* _SUPPLIED RECORDS_:
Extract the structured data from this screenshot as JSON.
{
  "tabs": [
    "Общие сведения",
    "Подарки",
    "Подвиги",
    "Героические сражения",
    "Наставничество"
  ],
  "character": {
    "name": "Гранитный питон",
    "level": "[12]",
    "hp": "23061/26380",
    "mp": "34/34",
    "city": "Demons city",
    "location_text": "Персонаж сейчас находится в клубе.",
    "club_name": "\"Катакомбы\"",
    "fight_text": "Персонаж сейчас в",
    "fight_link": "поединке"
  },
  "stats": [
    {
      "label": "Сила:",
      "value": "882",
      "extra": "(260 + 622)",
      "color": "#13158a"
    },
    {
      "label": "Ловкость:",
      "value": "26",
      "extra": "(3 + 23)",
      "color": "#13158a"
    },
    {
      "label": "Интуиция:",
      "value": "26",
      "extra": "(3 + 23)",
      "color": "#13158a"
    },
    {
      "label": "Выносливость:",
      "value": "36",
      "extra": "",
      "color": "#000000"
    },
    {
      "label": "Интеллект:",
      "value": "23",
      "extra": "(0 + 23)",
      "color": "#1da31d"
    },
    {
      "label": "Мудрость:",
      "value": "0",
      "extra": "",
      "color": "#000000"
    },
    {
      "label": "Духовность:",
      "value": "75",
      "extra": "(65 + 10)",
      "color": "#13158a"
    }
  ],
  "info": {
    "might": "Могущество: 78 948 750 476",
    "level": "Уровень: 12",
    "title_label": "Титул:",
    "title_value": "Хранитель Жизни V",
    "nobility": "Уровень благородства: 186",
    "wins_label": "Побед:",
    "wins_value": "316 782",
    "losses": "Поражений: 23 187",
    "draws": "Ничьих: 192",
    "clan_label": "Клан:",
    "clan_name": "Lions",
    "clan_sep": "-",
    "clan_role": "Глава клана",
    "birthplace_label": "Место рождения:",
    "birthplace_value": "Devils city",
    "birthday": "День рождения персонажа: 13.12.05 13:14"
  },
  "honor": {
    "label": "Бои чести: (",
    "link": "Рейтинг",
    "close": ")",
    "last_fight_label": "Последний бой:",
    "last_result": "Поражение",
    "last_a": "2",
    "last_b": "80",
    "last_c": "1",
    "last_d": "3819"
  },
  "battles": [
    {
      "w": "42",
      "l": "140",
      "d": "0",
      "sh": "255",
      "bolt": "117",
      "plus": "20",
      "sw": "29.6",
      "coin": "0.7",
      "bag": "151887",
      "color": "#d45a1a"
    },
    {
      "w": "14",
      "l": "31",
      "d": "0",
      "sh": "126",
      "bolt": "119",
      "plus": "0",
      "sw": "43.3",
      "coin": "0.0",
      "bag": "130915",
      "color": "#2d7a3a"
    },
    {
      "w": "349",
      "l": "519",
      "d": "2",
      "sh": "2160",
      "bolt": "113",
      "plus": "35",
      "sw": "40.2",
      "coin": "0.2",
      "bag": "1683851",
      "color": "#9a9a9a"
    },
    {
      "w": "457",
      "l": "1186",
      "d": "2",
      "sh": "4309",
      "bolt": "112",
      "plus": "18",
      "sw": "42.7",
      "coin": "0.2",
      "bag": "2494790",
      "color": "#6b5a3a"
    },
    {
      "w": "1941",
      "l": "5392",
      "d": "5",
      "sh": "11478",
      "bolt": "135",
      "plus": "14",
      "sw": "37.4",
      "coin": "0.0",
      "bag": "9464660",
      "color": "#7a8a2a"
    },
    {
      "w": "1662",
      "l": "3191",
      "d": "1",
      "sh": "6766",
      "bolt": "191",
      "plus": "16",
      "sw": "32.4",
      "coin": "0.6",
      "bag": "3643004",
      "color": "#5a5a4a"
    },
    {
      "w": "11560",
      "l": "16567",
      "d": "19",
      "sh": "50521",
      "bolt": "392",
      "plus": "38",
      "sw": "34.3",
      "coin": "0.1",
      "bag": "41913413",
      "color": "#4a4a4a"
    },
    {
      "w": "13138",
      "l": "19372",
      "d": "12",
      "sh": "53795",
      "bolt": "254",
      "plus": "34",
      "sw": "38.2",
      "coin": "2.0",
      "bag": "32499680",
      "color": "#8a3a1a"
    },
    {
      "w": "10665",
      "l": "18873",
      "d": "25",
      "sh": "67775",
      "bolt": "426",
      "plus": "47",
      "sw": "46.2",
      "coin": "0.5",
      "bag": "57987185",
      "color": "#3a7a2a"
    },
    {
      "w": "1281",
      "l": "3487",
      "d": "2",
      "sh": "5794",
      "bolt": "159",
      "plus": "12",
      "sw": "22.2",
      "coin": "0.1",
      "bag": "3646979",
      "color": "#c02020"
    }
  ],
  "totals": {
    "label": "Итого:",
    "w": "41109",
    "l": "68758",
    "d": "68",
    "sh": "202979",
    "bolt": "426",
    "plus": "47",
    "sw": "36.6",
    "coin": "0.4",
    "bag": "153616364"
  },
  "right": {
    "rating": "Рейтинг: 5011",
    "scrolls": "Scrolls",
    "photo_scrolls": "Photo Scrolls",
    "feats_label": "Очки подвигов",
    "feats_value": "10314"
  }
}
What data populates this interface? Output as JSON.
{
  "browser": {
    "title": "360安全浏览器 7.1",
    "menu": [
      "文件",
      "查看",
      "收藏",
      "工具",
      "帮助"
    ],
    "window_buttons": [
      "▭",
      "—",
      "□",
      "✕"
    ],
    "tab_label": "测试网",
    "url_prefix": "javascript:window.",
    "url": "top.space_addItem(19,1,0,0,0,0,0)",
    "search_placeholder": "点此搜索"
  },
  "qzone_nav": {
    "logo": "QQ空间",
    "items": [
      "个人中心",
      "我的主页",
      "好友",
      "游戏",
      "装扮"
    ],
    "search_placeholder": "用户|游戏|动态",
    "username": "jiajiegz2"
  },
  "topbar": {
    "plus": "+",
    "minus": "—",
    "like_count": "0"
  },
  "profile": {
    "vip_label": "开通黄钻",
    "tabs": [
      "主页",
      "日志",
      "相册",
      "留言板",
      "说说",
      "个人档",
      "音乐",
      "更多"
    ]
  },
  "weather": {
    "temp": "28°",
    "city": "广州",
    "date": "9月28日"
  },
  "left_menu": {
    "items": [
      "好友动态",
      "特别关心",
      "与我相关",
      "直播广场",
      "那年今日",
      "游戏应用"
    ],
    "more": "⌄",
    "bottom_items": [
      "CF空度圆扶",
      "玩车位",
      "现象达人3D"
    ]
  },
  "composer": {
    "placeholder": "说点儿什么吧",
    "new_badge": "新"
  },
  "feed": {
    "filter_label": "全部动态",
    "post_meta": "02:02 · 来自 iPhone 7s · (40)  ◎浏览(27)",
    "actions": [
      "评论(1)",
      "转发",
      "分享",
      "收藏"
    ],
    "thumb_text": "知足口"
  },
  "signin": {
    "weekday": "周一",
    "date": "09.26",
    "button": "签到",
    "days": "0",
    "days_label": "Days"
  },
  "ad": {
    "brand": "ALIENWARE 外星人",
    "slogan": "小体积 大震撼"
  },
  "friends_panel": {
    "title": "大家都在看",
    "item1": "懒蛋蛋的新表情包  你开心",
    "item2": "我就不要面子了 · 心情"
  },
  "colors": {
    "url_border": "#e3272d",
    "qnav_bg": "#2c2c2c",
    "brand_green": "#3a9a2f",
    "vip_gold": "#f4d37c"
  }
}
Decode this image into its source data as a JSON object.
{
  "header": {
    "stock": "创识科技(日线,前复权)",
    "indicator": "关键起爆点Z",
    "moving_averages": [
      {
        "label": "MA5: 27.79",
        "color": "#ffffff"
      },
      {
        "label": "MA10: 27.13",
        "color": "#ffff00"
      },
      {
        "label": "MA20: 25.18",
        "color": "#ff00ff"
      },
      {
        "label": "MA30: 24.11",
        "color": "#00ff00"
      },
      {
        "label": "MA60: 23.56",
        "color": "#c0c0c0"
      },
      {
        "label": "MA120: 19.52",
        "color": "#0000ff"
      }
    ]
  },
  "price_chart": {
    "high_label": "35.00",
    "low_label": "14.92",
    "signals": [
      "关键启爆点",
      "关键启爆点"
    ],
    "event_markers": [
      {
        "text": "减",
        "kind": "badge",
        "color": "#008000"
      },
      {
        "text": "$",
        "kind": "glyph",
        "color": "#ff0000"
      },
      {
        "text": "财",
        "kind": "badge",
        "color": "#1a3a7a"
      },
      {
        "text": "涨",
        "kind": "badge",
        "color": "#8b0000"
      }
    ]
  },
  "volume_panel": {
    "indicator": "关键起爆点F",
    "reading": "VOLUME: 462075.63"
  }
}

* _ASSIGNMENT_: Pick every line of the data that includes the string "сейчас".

* _EXERCISE SOLUTION_:
    "location_text": "Персонаж сейчас находится в клубе.",
    "fight_text": "Персонаж сейчас в",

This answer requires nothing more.